TASK: Where the word "scanning" occurs in a line of the listing below, copy that line.

-- INPUT follows --

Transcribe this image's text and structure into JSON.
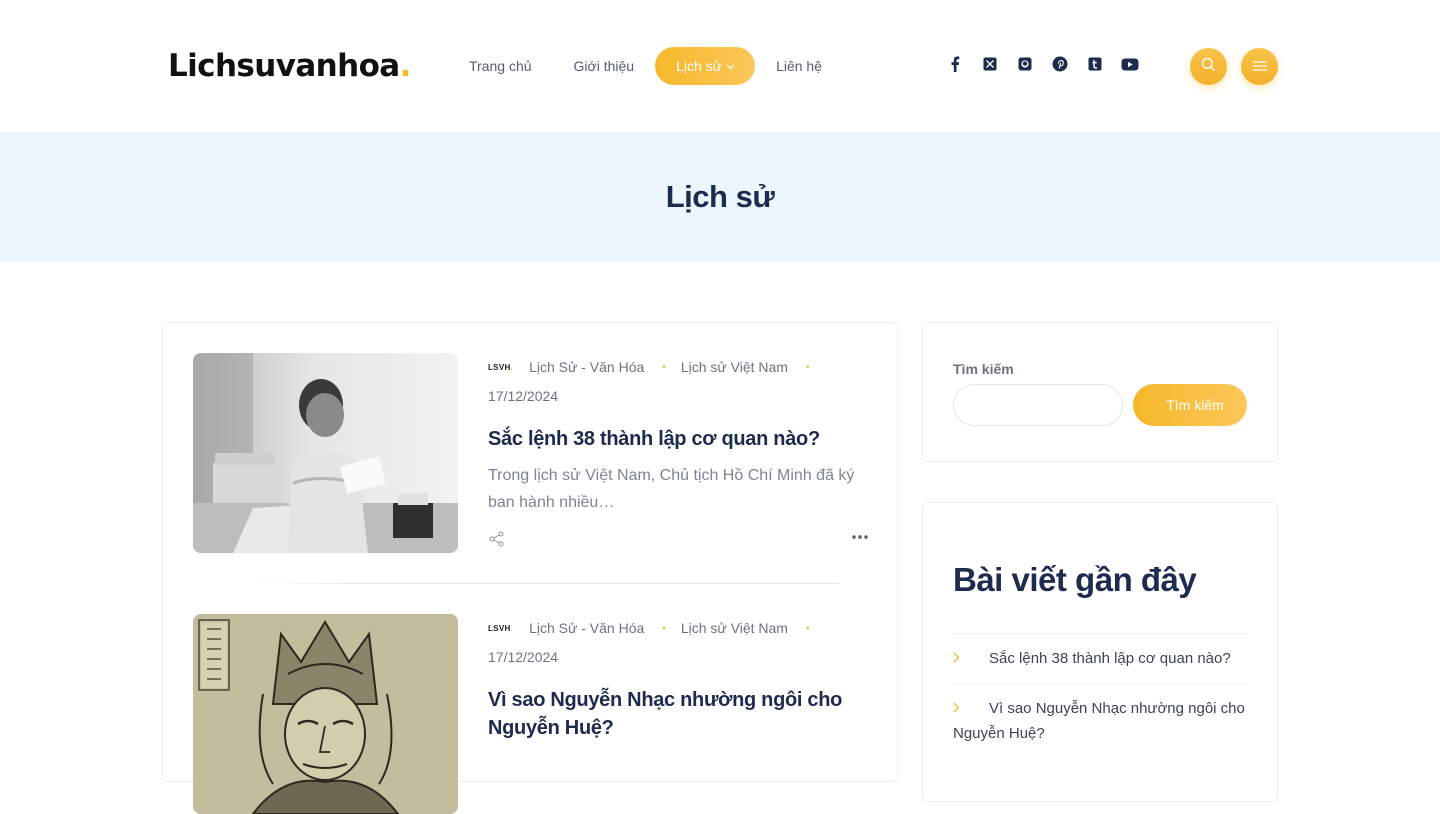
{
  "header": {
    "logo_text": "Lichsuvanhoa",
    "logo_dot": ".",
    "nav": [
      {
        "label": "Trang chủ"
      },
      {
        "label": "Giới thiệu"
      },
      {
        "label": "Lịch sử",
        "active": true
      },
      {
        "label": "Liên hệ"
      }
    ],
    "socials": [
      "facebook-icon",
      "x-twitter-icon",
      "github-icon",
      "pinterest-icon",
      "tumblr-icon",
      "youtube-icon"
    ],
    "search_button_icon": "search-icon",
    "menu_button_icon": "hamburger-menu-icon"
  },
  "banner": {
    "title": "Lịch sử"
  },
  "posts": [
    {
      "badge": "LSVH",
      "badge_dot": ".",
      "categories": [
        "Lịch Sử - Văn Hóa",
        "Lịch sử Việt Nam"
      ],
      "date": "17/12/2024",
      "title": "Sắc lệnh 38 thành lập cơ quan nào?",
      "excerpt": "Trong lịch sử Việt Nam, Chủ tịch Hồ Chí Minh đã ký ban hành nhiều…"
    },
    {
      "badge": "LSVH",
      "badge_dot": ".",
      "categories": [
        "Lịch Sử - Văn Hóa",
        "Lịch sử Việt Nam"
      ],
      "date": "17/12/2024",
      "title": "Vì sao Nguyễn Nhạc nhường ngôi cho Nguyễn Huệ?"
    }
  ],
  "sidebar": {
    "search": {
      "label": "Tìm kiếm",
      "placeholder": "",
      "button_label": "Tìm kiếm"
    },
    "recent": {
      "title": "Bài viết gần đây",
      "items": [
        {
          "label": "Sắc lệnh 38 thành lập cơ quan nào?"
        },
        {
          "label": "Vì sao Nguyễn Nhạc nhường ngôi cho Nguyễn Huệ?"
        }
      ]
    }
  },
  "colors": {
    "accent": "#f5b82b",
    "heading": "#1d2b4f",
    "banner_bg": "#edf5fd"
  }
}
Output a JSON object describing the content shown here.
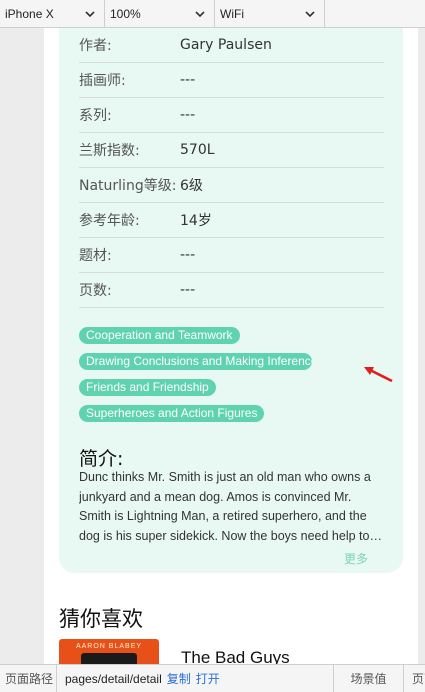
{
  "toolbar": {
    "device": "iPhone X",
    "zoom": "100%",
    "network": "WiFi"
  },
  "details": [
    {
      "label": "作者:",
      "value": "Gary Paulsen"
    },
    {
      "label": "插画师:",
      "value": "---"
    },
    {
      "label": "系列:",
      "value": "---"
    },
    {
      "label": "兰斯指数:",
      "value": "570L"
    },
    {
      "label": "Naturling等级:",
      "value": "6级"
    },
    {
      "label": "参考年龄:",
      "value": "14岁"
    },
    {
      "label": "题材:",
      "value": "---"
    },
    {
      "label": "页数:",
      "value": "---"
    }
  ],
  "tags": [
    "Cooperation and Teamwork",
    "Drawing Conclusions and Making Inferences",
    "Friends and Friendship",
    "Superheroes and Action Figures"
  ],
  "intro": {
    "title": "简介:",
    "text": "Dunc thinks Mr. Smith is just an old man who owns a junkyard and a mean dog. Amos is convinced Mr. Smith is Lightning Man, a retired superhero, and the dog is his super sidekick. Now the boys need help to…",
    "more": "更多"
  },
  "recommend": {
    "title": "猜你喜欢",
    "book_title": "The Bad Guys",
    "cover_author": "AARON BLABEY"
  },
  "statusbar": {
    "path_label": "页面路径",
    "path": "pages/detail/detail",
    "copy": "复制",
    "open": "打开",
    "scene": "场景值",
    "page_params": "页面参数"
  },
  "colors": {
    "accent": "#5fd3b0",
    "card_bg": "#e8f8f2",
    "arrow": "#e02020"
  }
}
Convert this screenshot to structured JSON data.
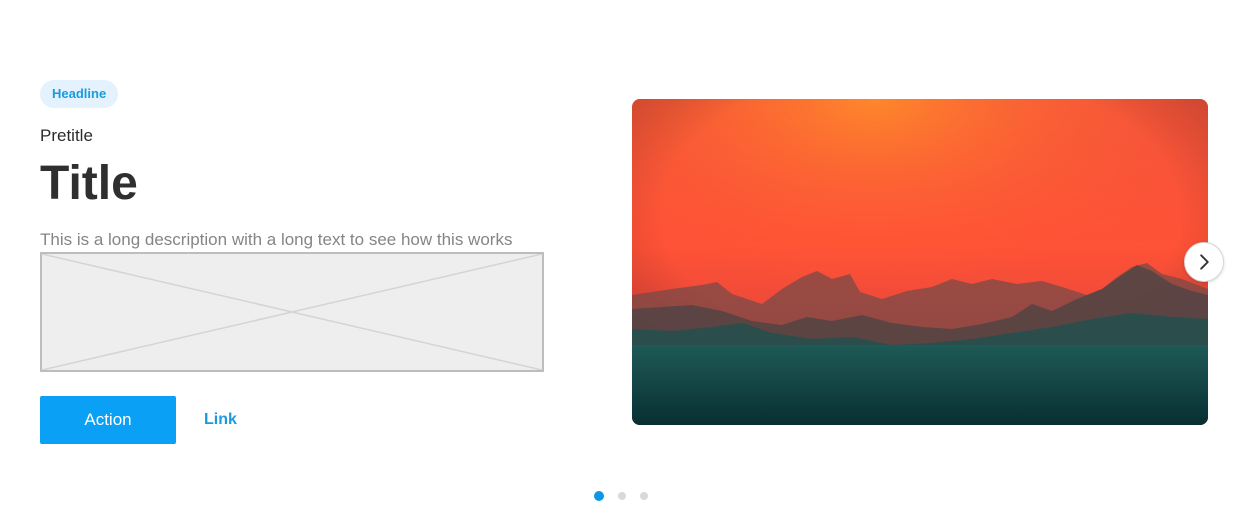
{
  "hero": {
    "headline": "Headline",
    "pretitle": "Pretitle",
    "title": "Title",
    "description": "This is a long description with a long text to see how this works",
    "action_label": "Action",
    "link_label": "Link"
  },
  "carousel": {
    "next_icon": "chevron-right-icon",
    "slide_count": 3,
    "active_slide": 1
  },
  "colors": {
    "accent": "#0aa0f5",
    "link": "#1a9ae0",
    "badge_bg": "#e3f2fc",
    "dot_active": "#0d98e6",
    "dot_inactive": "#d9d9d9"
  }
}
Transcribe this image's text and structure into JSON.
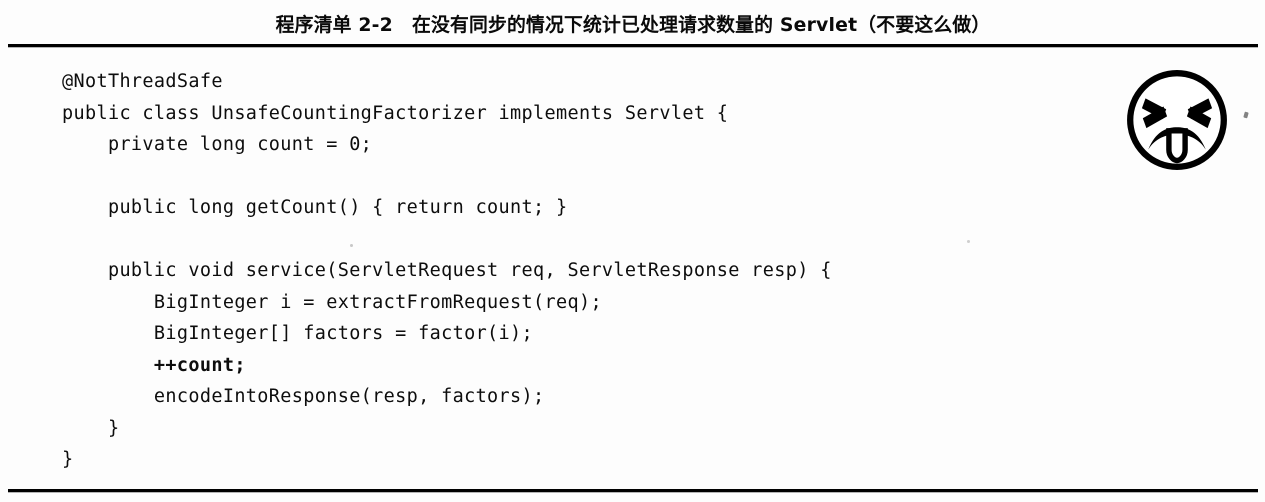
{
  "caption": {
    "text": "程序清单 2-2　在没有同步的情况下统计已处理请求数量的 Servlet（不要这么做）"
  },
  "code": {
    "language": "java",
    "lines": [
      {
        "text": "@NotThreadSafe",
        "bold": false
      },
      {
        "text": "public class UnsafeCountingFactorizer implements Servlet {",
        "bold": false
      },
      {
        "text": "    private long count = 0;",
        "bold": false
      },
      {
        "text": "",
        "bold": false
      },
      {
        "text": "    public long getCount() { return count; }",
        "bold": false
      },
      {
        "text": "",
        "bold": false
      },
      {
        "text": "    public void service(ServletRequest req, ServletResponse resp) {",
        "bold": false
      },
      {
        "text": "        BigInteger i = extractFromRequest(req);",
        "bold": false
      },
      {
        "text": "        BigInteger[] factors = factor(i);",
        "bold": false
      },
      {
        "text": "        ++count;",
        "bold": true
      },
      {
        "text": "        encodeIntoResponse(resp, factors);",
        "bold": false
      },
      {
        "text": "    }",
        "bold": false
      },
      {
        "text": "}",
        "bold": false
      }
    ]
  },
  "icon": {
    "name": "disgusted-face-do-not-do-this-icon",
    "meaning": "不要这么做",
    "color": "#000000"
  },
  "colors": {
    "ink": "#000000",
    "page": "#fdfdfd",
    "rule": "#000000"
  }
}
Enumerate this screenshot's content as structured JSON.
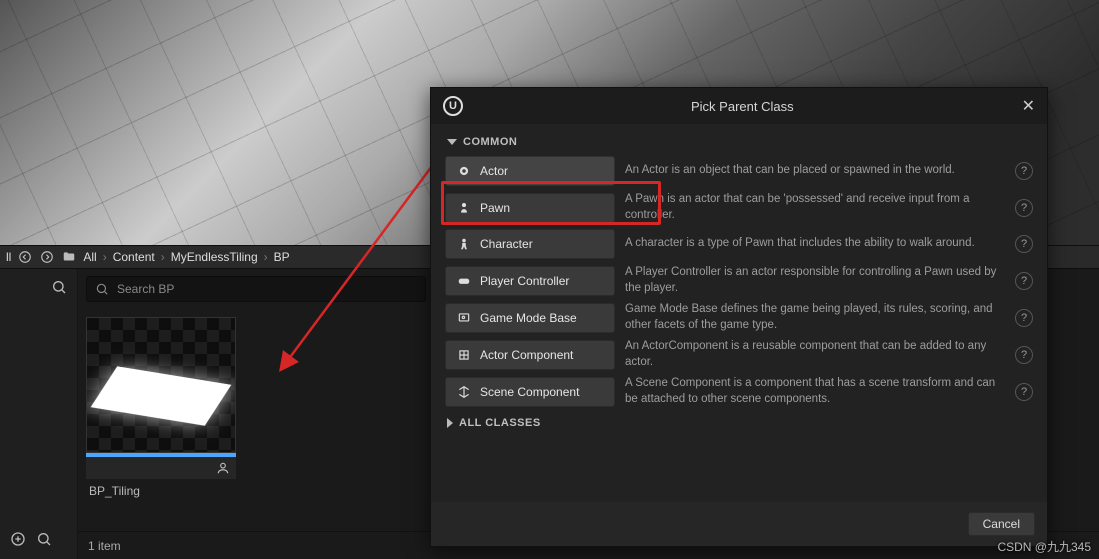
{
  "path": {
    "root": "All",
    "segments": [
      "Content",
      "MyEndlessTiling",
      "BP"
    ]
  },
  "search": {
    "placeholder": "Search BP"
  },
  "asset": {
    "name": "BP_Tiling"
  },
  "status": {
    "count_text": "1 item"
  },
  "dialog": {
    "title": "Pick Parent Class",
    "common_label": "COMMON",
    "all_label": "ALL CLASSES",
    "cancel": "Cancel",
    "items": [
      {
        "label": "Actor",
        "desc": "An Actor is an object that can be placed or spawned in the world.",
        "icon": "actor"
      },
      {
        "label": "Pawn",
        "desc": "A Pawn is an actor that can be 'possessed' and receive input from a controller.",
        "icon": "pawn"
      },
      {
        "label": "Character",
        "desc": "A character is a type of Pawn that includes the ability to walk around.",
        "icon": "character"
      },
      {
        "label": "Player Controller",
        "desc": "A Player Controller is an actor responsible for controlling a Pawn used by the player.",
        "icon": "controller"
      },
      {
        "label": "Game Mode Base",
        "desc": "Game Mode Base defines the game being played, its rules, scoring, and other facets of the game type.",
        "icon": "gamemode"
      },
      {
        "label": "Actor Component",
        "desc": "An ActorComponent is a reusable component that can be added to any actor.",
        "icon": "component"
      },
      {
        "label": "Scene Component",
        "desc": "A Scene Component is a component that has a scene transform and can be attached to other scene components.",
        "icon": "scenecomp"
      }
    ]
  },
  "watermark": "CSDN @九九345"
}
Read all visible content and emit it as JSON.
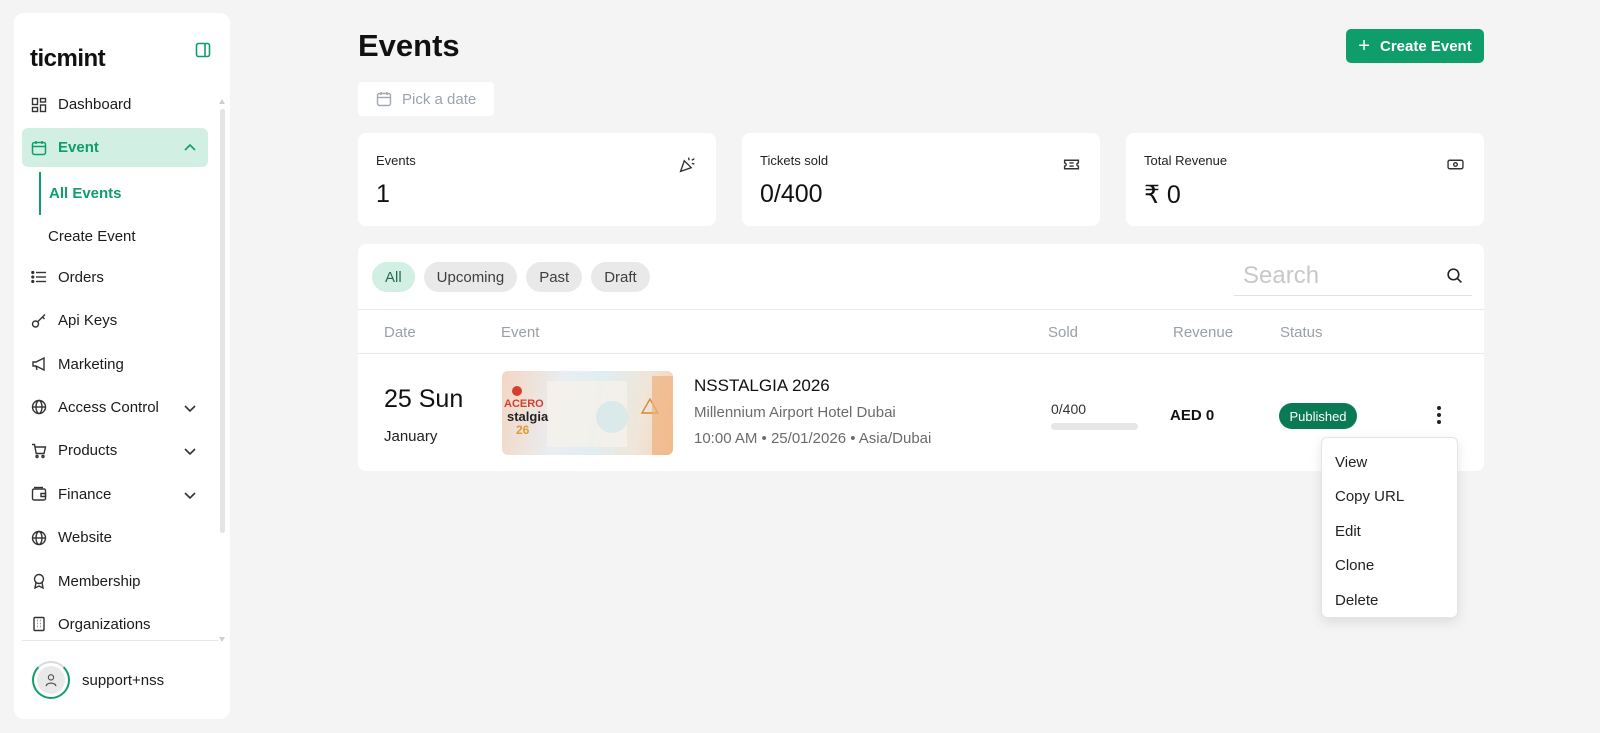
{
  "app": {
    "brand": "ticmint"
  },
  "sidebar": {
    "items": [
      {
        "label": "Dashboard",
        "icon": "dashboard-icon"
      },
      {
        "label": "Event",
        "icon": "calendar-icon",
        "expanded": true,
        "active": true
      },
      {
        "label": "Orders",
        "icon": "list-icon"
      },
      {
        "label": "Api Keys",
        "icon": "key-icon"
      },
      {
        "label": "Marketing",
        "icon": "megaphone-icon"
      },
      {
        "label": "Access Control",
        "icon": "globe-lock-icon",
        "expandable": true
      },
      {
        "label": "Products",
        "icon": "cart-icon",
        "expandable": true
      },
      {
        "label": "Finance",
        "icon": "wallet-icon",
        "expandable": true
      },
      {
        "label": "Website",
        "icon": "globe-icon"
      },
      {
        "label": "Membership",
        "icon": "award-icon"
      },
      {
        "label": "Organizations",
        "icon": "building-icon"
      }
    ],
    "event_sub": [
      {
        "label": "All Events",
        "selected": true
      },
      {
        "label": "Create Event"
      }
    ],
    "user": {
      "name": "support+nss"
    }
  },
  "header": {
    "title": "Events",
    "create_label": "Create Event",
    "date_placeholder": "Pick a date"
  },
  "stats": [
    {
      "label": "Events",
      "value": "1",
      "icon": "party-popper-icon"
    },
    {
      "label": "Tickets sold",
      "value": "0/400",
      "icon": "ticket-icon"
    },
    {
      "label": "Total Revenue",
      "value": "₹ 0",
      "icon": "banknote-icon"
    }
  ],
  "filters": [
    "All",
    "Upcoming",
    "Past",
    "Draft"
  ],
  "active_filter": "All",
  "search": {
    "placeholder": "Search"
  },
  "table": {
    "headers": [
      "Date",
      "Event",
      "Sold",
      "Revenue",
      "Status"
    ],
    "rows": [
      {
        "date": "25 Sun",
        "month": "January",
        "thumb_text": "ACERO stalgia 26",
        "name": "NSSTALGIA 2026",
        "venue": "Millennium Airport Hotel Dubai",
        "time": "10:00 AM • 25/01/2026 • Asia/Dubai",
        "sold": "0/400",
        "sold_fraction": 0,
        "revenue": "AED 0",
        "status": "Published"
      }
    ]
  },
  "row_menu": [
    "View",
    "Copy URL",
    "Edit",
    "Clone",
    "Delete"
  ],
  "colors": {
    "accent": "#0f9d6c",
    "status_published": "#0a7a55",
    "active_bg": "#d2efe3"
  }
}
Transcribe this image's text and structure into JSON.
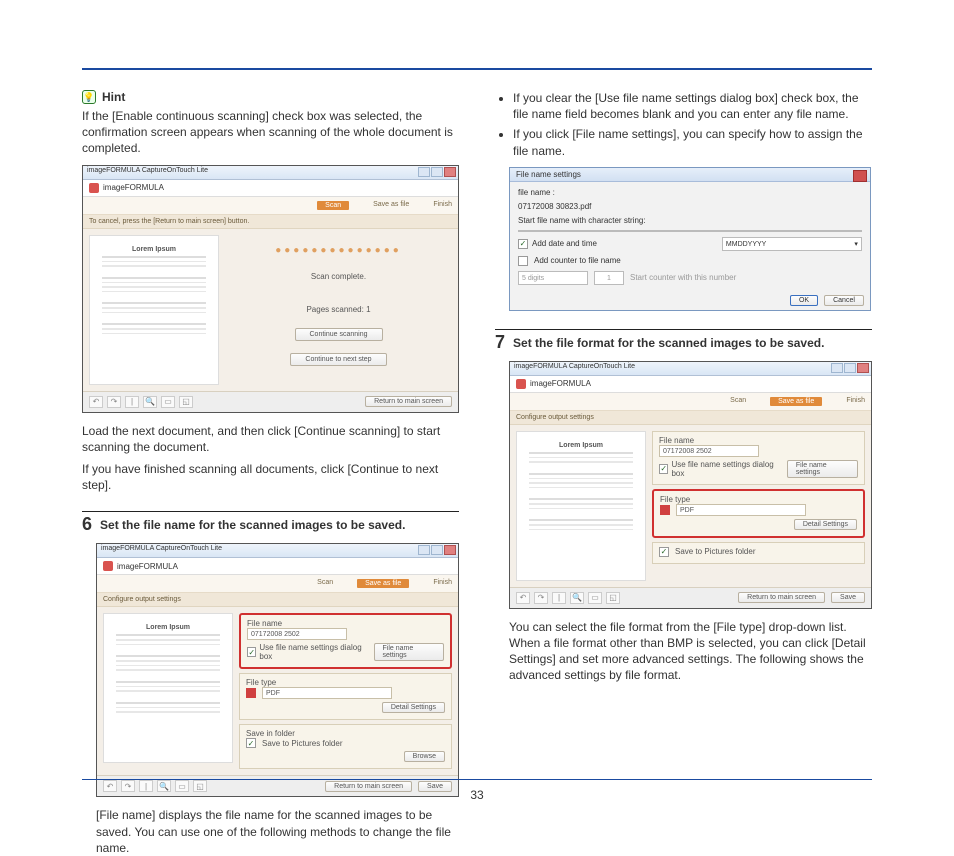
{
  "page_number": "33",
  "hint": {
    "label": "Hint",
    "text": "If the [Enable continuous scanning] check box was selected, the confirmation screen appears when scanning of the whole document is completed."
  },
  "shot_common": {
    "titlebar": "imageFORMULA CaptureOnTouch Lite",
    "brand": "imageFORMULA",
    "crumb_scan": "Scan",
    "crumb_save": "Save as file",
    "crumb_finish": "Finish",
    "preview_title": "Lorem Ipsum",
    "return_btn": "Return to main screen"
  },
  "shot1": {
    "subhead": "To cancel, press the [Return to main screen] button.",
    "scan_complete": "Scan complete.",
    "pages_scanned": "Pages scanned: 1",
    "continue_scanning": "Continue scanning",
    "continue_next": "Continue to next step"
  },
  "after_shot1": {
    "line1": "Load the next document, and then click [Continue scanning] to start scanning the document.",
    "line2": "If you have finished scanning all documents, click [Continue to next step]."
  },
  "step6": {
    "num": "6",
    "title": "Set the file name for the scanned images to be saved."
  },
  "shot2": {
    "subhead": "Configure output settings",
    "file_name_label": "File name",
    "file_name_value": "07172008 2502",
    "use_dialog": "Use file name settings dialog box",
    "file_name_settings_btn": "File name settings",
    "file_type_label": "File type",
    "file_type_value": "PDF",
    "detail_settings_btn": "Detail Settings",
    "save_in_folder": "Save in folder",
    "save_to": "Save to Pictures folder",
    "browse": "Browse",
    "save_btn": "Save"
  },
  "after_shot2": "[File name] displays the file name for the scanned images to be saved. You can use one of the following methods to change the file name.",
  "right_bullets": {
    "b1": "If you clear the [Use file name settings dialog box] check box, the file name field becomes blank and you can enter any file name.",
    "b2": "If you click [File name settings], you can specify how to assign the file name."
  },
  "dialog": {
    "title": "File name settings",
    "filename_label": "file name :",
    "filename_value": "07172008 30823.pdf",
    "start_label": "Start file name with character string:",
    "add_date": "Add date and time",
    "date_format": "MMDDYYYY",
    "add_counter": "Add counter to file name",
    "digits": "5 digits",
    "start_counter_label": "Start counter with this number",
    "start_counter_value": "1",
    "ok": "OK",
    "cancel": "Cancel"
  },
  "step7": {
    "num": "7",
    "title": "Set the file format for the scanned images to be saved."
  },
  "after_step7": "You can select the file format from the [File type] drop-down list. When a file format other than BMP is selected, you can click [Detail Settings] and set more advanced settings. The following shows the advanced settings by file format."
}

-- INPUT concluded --

TASK ANSWER:
    "text": "If the [Enable continuous scanning] check box was selected, the confirmation screen appears when scanning of the whole document is completed."
    "continue_scanning": "Continue scanning",
    "line1": "Load the next document, and then click [Continue scanning] to start scanning the document.",
    "line2": "If you have finished scanning all documents, click [Continue to next step]."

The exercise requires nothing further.